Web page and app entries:
== Segment start ==
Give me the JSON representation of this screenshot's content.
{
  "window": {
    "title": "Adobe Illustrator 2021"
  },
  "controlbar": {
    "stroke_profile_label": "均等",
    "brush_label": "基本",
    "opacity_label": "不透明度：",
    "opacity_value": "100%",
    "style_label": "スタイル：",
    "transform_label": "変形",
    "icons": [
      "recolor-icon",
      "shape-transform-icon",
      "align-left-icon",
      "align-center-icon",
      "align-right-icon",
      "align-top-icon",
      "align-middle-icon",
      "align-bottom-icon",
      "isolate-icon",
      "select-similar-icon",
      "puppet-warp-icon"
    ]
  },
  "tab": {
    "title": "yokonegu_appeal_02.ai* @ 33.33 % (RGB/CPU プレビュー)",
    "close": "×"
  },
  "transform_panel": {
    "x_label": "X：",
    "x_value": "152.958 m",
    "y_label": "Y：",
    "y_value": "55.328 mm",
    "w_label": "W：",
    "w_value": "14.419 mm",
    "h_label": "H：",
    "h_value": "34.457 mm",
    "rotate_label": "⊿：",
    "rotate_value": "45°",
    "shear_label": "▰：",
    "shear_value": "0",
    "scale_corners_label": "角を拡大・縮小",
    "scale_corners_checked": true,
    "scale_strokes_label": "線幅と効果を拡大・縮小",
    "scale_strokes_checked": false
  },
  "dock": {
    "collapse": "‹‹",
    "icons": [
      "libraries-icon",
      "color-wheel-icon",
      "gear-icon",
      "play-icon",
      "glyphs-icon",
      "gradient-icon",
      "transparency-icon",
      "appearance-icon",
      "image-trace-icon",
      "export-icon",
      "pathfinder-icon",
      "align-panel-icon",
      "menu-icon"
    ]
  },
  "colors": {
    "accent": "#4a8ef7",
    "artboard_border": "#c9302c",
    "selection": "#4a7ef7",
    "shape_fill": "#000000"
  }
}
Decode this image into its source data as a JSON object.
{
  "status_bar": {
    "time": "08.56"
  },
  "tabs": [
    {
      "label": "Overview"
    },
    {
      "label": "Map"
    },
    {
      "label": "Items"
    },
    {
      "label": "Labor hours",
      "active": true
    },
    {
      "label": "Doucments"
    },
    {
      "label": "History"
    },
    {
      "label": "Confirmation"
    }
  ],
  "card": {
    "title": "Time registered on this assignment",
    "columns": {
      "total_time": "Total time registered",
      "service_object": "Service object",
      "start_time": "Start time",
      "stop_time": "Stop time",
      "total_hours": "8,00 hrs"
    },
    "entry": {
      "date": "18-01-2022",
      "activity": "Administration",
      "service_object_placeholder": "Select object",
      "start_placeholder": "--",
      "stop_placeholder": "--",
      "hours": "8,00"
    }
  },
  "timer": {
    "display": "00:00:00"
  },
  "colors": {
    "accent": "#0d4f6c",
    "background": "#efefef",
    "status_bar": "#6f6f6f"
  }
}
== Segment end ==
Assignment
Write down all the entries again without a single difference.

Answer to this task
Give me the JSON representation of this screenshot's content.
{
  "window": {
    "title": "Adobe Illustrator 2021"
  },
  "controlbar": {
    "stroke_profile_label": "均等",
    "brush_label": "基本",
    "opacity_label": "不透明度：",
    "opacity_value": "100%",
    "style_label": "スタイル：",
    "transform_label": "変形",
    "icons": [
      "recolor-icon",
      "shape-transform-icon",
      "align-left-icon",
      "align-center-icon",
      "align-right-icon",
      "align-top-icon",
      "align-middle-icon",
      "align-bottom-icon",
      "isolate-icon",
      "select-similar-icon",
      "puppet-warp-icon"
    ]
  },
  "tab": {
    "title": "yokonegu_appeal_02.ai* @ 33.33 % (RGB/CPU プレビュー)",
    "close": "×"
  },
  "transform_panel": {
    "x_label": "X：",
    "x_value": "152.958 m",
    "y_label": "Y：",
    "y_value": "55.328 mm",
    "w_label": "W：",
    "w_value": "14.419 mm",
    "h_label": "H：",
    "h_value": "34.457 mm",
    "rotate_label": "⊿：",
    "rotate_value": "45°",
    "shear_label": "▰：",
    "shear_value": "0",
    "scale_corners_label": "角を拡大・縮小",
    "scale_corners_checked": true,
    "scale_strokes_label": "線幅と効果を拡大・縮小",
    "scale_strokes_checked": false
  },
  "dock": {
    "collapse": "‹‹",
    "icons": [
      "libraries-icon",
      "color-wheel-icon",
      "gear-icon",
      "play-icon",
      "glyphs-icon",
      "gradient-icon",
      "transparency-icon",
      "appearance-icon",
      "image-trace-icon",
      "export-icon",
      "pathfinder-icon",
      "align-panel-icon",
      "menu-icon"
    ]
  },
  "colors": {
    "accent": "#4a8ef7",
    "artboard_border": "#c9302c",
    "selection": "#4a7ef7",
    "shape_fill": "#000000"
  }
}
Decode this image into its source data as a JSON object.
{
  "status_bar": {
    "time": "08.56"
  },
  "tabs": [
    {
      "label": "Overview"
    },
    {
      "label": "Map"
    },
    {
      "label": "Items"
    },
    {
      "label": "Labor hours",
      "active": true
    },
    {
      "label": "Doucments"
    },
    {
      "label": "History"
    },
    {
      "label": "Confirmation"
    }
  ],
  "card": {
    "title": "Time registered on this assignment",
    "columns": {
      "total_time": "Total time registered",
      "service_object": "Service object",
      "start_time": "Start time",
      "stop_time": "Stop time",
      "total_hours": "8,00 hrs"
    },
    "entry": {
      "date": "18-01-2022",
      "activity": "Administration",
      "service_object_placeholder": "Select object",
      "start_placeholder": "--",
      "stop_placeholder": "--",
      "hours": "8,00"
    }
  },
  "timer": {
    "display": "00:00:00"
  },
  "colors": {
    "accent": "#0d4f6c",
    "background": "#efefef",
    "status_bar": "#6f6f6f"
  }
}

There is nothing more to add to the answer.